** Your assignment **
Go through the records below and show every line with the string "title".

:: Data supplied

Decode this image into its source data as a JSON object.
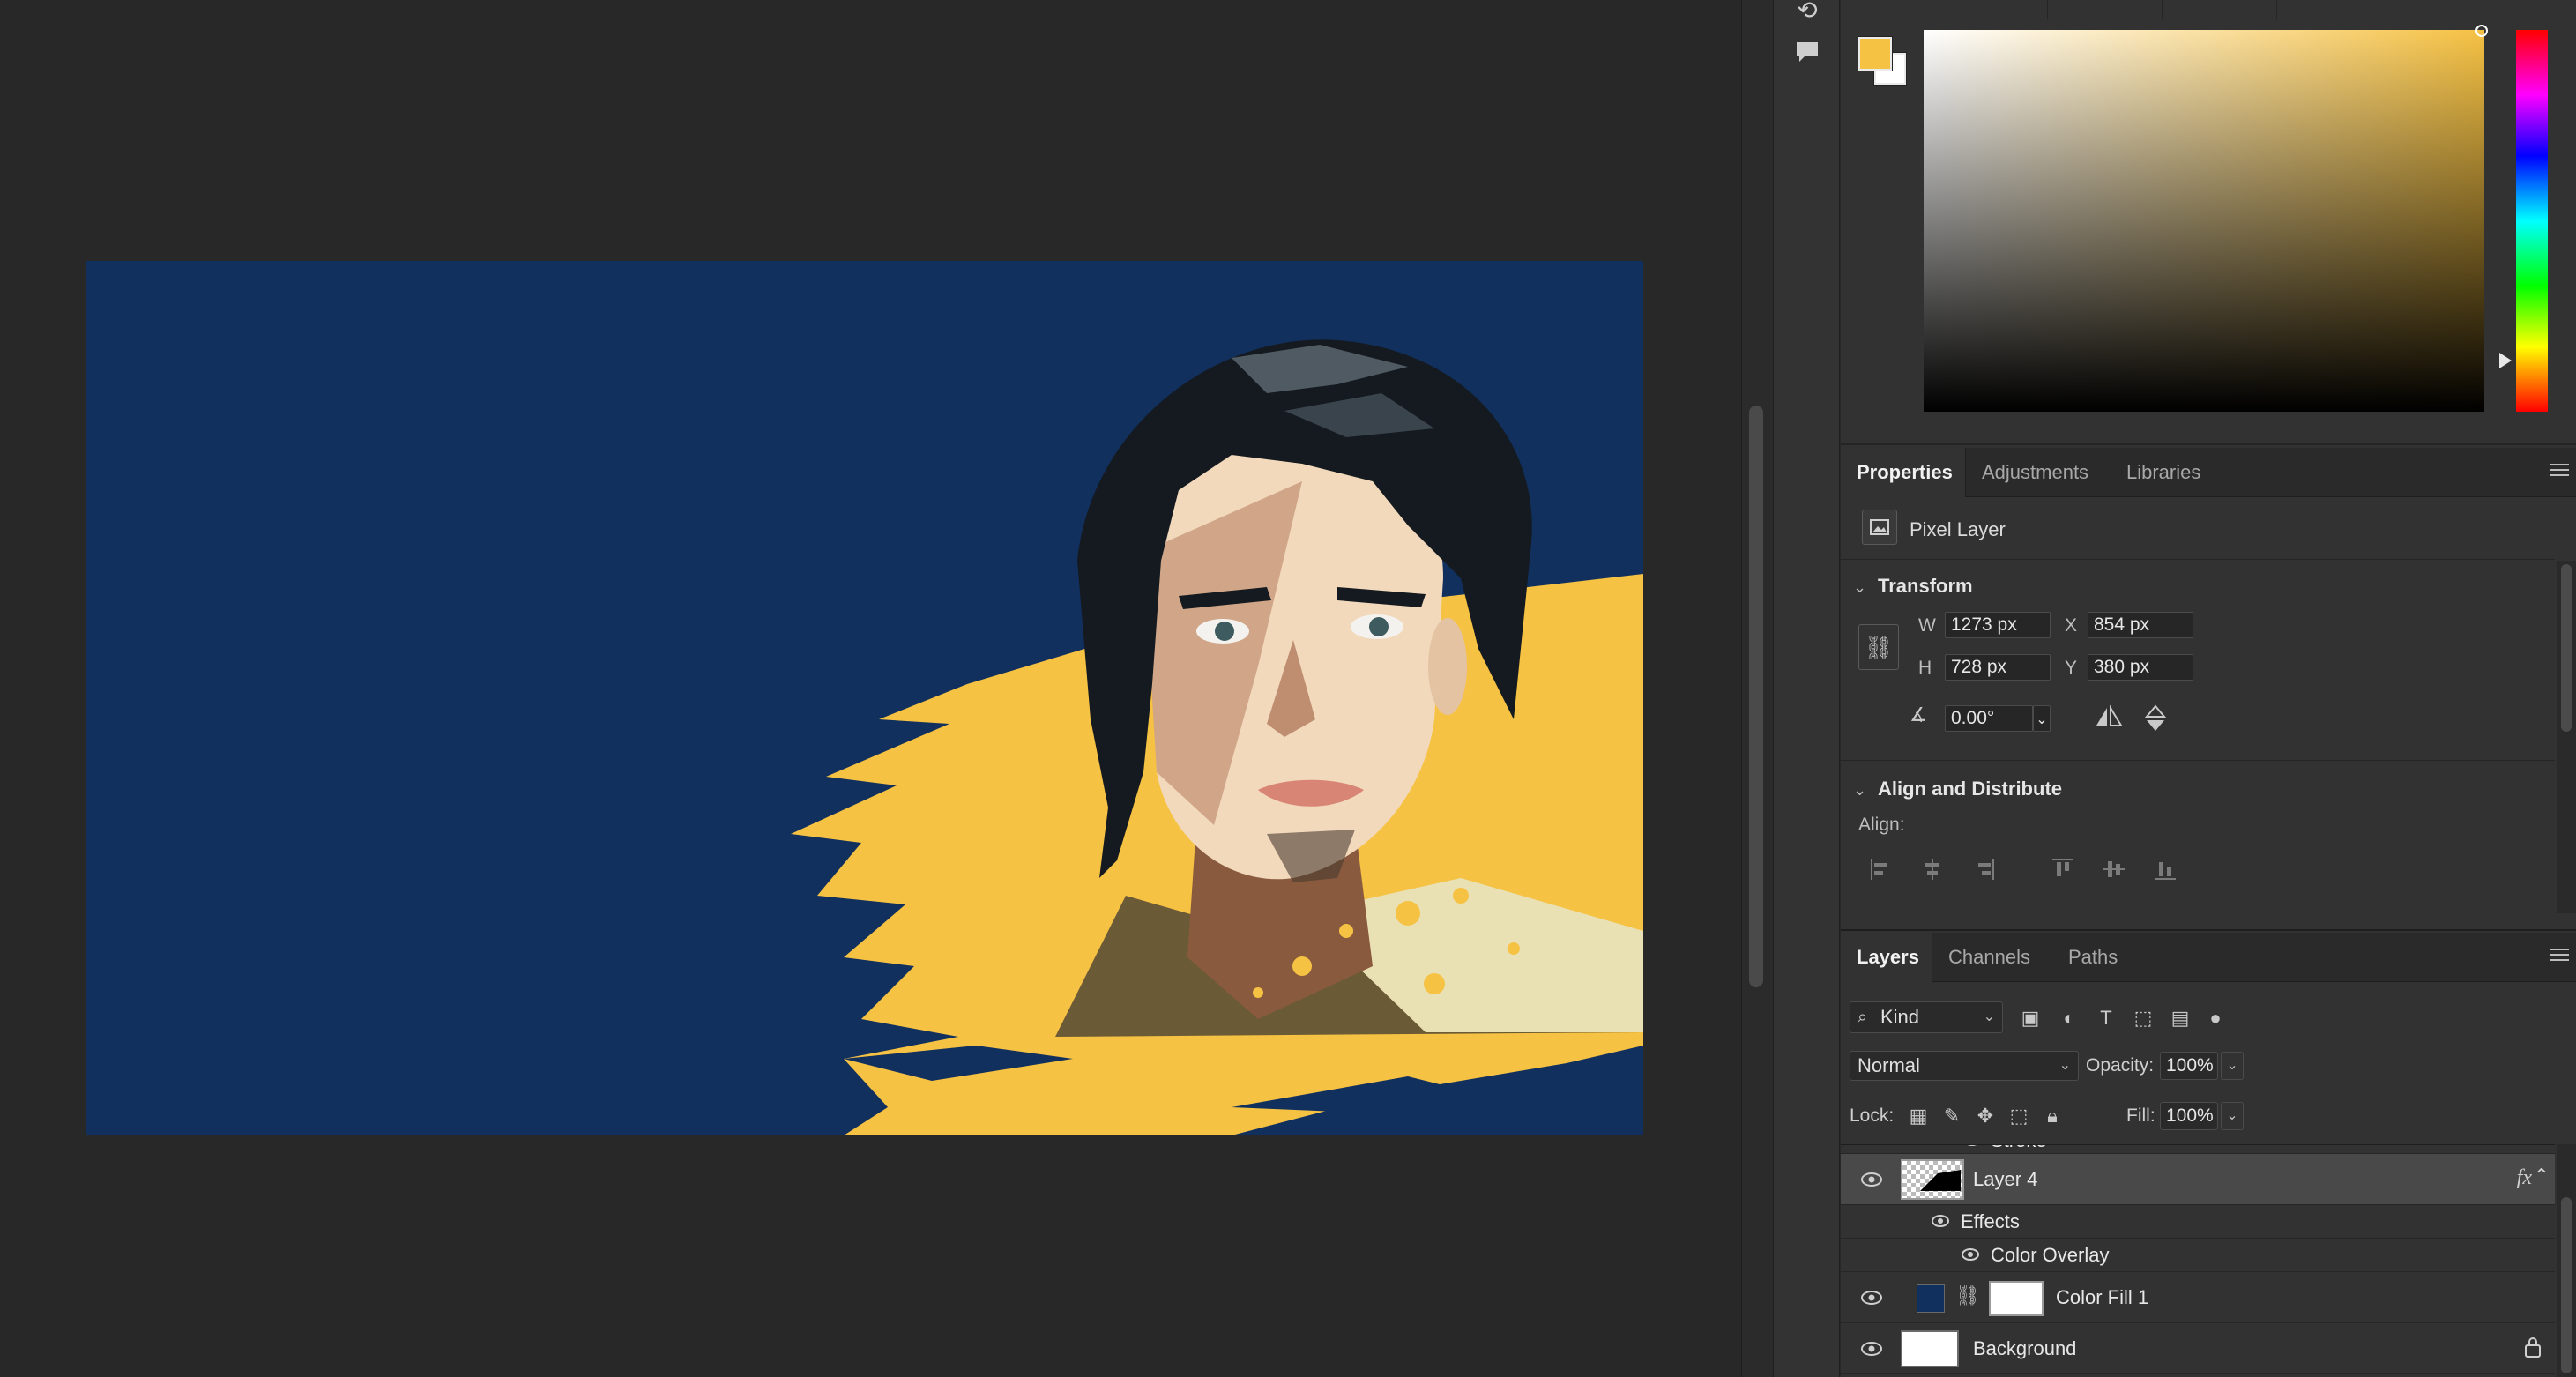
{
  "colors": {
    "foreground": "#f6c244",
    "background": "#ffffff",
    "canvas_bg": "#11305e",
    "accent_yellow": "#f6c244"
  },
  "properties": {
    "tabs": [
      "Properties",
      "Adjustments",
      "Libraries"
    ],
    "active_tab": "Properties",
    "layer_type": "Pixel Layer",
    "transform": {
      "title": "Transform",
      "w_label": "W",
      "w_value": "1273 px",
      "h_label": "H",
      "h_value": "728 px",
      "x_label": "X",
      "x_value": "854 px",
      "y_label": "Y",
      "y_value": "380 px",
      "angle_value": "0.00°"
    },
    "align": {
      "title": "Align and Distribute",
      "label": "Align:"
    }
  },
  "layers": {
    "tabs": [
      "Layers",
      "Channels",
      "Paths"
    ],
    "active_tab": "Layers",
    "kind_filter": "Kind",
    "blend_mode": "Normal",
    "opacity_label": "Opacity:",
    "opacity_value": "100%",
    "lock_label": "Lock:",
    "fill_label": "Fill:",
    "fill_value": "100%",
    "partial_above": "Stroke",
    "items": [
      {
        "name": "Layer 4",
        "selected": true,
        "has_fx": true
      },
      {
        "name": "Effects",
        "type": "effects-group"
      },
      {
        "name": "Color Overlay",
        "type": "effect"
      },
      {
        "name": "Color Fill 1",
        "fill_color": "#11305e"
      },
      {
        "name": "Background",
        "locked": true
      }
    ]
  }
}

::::

** Answer to this problem **
      "title": "Transform",
      "title": "Align and Distribute",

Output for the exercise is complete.